- _Exercise instructions_
Only the records, repeated exactly, should make up the response.

- _Input for this task_
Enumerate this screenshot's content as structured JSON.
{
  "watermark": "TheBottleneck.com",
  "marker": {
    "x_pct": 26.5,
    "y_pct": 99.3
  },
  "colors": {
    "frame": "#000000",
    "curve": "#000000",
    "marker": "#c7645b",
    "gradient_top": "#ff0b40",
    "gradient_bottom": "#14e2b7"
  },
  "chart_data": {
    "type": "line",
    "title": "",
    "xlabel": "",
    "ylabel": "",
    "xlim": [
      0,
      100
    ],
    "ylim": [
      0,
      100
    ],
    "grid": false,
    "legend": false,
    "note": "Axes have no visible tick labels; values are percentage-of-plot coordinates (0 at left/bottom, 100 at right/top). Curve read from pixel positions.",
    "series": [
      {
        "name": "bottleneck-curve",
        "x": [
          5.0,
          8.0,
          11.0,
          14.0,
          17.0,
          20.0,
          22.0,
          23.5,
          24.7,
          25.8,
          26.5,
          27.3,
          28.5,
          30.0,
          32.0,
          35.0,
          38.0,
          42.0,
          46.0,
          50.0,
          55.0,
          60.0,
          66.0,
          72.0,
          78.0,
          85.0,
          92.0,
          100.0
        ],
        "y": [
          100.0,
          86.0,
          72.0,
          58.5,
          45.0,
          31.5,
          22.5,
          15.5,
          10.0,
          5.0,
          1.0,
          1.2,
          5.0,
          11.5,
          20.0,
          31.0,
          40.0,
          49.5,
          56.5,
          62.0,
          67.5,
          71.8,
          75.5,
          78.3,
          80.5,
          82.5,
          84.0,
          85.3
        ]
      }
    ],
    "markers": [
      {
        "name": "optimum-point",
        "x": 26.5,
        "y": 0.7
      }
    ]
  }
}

- _Output of the exercise_
Enumerate this screenshot's content as structured JSON.
{
  "watermark": "TheBottleneck.com",
  "marker": {
    "x_pct": 26.5,
    "y_pct": 99.3
  },
  "colors": {
    "frame": "#000000",
    "curve": "#000000",
    "marker": "#c7645b",
    "gradient_top": "#ff0b40",
    "gradient_bottom": "#14e2b7"
  },
  "chart_data": {
    "type": "line",
    "title": "",
    "xlabel": "",
    "ylabel": "",
    "xlim": [
      0,
      100
    ],
    "ylim": [
      0,
      100
    ],
    "grid": false,
    "legend": false,
    "note": "Axes have no visible tick labels; values are percentage-of-plot coordinates (0 at left/bottom, 100 at right/top). Curve read from pixel positions.",
    "series": [
      {
        "name": "bottleneck-curve",
        "x": [
          5.0,
          8.0,
          11.0,
          14.0,
          17.0,
          20.0,
          22.0,
          23.5,
          24.7,
          25.8,
          26.5,
          27.3,
          28.5,
          30.0,
          32.0,
          35.0,
          38.0,
          42.0,
          46.0,
          50.0,
          55.0,
          60.0,
          66.0,
          72.0,
          78.0,
          85.0,
          92.0,
          100.0
        ],
        "y": [
          100.0,
          86.0,
          72.0,
          58.5,
          45.0,
          31.5,
          22.5,
          15.5,
          10.0,
          5.0,
          1.0,
          1.2,
          5.0,
          11.5,
          20.0,
          31.0,
          40.0,
          49.5,
          56.5,
          62.0,
          67.5,
          71.8,
          75.5,
          78.3,
          80.5,
          82.5,
          84.0,
          85.3
        ]
      }
    ],
    "markers": [
      {
        "name": "optimum-point",
        "x": 26.5,
        "y": 0.7
      }
    ]
  }
}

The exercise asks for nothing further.